I’ve been there, myself. As a teenager, I remember saying that I didn’t think of people in racial terms at all. I thought this was the enlightened viewpoint-our society was post-racial! Yay! Oh, sure, older people were still racists. I could hear it in the things they said. But not my generation. We were going to be the first non-racist Americans. I was well-intentioned, I suppose, in my own way, but incredibly naïve. This didn’t help anything. Sure, I was better than the outright racists in some ways, but I was still ignoring the persistent inequalities that were happening all around me. I went to a private school through sixth grade. In my time there, I saw two African American students, one of whom was the son of Pittsburgh Steeler legend John Stallworth. He stayed in my class for about a year, until his dad decided that this might be giving him a skewed view of the world. The other stayed about 3 years before switching schools. In my hometown of Huntsville, AL, the high school that I attended, in the SE quadrant, had almost no black students, while the one in the NW quadrant had a majority. The city was basically segregated, not by law, but in practice. I hear it still is.
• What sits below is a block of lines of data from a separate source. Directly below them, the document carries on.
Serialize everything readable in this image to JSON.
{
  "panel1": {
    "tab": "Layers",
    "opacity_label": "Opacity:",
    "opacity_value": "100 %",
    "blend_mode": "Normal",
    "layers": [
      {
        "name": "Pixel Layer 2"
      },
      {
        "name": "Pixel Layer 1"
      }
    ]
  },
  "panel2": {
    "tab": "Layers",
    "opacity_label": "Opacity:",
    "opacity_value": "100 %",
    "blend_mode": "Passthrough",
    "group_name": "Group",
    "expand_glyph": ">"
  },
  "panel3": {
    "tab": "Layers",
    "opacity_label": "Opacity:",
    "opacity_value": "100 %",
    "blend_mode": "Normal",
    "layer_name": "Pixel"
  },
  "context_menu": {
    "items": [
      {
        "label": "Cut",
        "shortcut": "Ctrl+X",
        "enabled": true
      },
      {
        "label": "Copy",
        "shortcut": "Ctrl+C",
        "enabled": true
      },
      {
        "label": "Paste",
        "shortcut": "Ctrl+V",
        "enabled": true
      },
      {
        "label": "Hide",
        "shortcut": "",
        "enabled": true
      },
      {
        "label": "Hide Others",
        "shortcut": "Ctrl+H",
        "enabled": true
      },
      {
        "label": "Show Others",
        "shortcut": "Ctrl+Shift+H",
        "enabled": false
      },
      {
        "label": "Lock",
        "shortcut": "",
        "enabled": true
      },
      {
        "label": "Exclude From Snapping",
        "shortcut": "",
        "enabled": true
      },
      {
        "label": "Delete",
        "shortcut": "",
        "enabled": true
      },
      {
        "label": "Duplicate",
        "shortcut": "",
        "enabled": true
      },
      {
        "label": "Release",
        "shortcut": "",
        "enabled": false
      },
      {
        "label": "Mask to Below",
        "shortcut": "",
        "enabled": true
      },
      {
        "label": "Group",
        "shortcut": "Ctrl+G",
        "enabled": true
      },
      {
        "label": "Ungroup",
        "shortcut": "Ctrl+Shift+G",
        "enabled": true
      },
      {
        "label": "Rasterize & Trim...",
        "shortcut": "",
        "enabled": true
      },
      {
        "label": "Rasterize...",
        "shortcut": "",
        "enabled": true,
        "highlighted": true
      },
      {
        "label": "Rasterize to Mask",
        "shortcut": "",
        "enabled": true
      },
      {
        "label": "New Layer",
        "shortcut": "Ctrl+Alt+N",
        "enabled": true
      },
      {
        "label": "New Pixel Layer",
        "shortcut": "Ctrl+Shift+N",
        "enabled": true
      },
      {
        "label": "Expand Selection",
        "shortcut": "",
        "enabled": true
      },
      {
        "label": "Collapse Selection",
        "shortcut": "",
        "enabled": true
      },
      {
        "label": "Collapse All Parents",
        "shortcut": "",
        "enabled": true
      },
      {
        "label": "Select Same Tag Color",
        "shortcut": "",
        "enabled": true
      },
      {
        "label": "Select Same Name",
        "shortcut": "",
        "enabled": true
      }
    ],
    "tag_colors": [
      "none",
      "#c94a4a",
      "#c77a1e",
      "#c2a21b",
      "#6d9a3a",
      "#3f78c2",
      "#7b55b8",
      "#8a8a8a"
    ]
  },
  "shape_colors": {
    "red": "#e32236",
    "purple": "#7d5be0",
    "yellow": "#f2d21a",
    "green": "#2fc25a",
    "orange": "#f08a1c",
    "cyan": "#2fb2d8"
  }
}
So, it was pretty easy to be colorblind when I hardly ever had to interact with POCs. When I moved north, to Ohio, I heard people accuse my home state of being racist. As I just noted, this is a fair criticism, in many ways. However, it seemed problematic when I looked around and realized that 95% of the people in my community were white, and only 1% (seriously) were black. In cities like Cleveland, you can literally draw lines down streets that separate white neighborhoods from black neighborhoods, in part due to the failures of the Fair Housing Act.
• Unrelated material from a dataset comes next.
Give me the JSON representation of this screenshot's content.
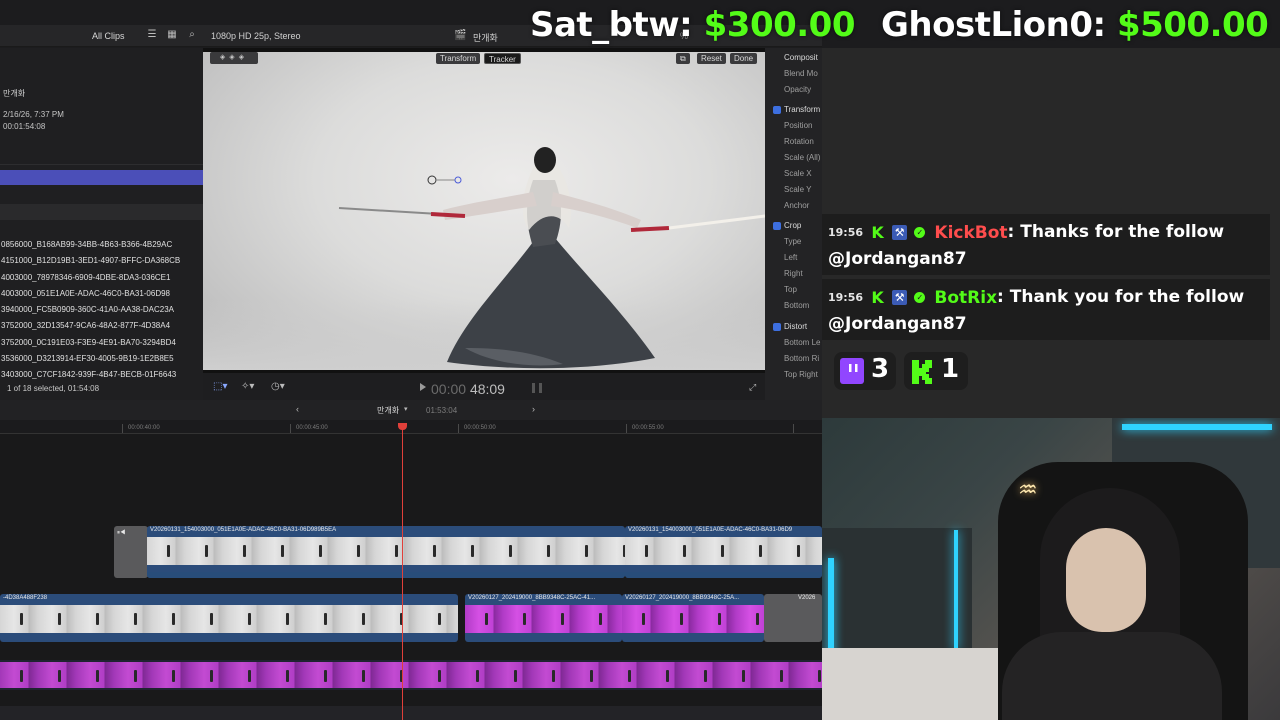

If you look at the actual stats, you’ll find a huge disparity in how POCs are treated by the police, both in terms of ticketing and, as we’ve recently seen, violent confrontations. Whether Black Americans are 9 times more likely to be shot by police or 21 times more likely, the numbers are shocking.
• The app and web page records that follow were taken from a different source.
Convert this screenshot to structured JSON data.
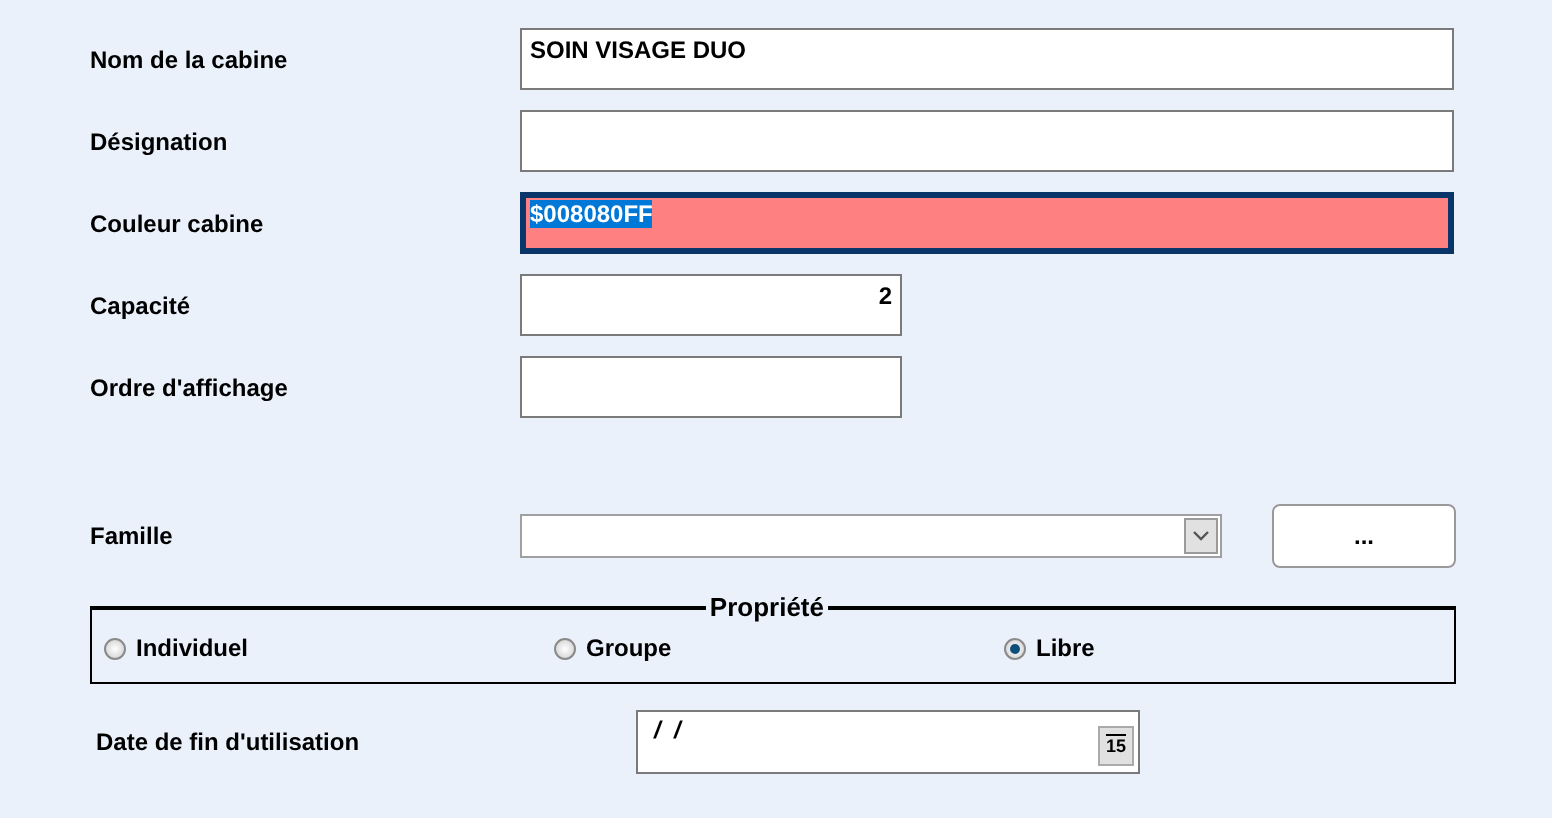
{
  "fields": [
    {
      "label": "Nom de la cabine",
      "kind": "text",
      "value": "SOIN VISAGE DUO"
    },
    {
      "label": "Désignation",
      "kind": "text"
    },
    {
      "label": "Couleur cabine",
      "kind": "color",
      "value": "$008080FF",
      "color": "#ff8080",
      "text_selected": true
    },
    {
      "label": "Capacité",
      "kind": "number",
      "value": "2"
    },
    {
      "label": "Ordre d'affichage",
      "kind": "number"
    }
  ],
  "famille": {
    "label": "Famille",
    "browse_button": "..."
  },
  "propriete": {
    "title": "Propriété",
    "options": [
      {
        "label": "Individuel",
        "selected": false
      },
      {
        "label": "Groupe",
        "selected": false
      },
      {
        "label": "Libre",
        "selected": true
      }
    ]
  },
  "date_fin": {
    "label": "Date de fin d'utilisation",
    "value": "/  /",
    "calendar_button": "15"
  }
}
Unfortunately, the problem isn’t new. It isn’t getting better, or if it is, it’s not getting better fast enough. We have a systemic racism problem in this country, and our black President isn’t the source of the problem. Racism never went away. If it seems different today compared to ten or twenty years ago, that’s because the news is covering it more (in part, thanks to protesters, but also thanks to video capture devices). Also, depending on your age, you might have been less aware of the news and general social realities a decade or two ago. These injustices were happening when you were a child, and every year of your life, whether you noticed them or not.
None of this means that you, in particular, caused these problems. However, it does mean that we all need to do a better job of changing the system. More importantly, if these issues seem new to you, then you need to do a better job of listening to what minorities are telling you. When Dave Chappelle or Chris Rock tell us a joke about how black Americans are treated differently than white Americans, it’s OK that you laugh at that joke. But when your nervous laughter is over, it’s time to think about what they’ve said and realize that these jokes shouldn’t exist at all. Comedians often channel their most painful moments into something that teaches us about the world. Let’s learn the lessons, and let’s change the system. How do we do that? We can start by listening to the people who are experiencing the injustices. Don’t get defensive; don’t point out that you aren’t the problem. Listen and learn. We have to understand the problem before we can fix it, and that will require hearing some painful truths, about our society, and about ourselves. It’s time to stop being blind and start seeing again.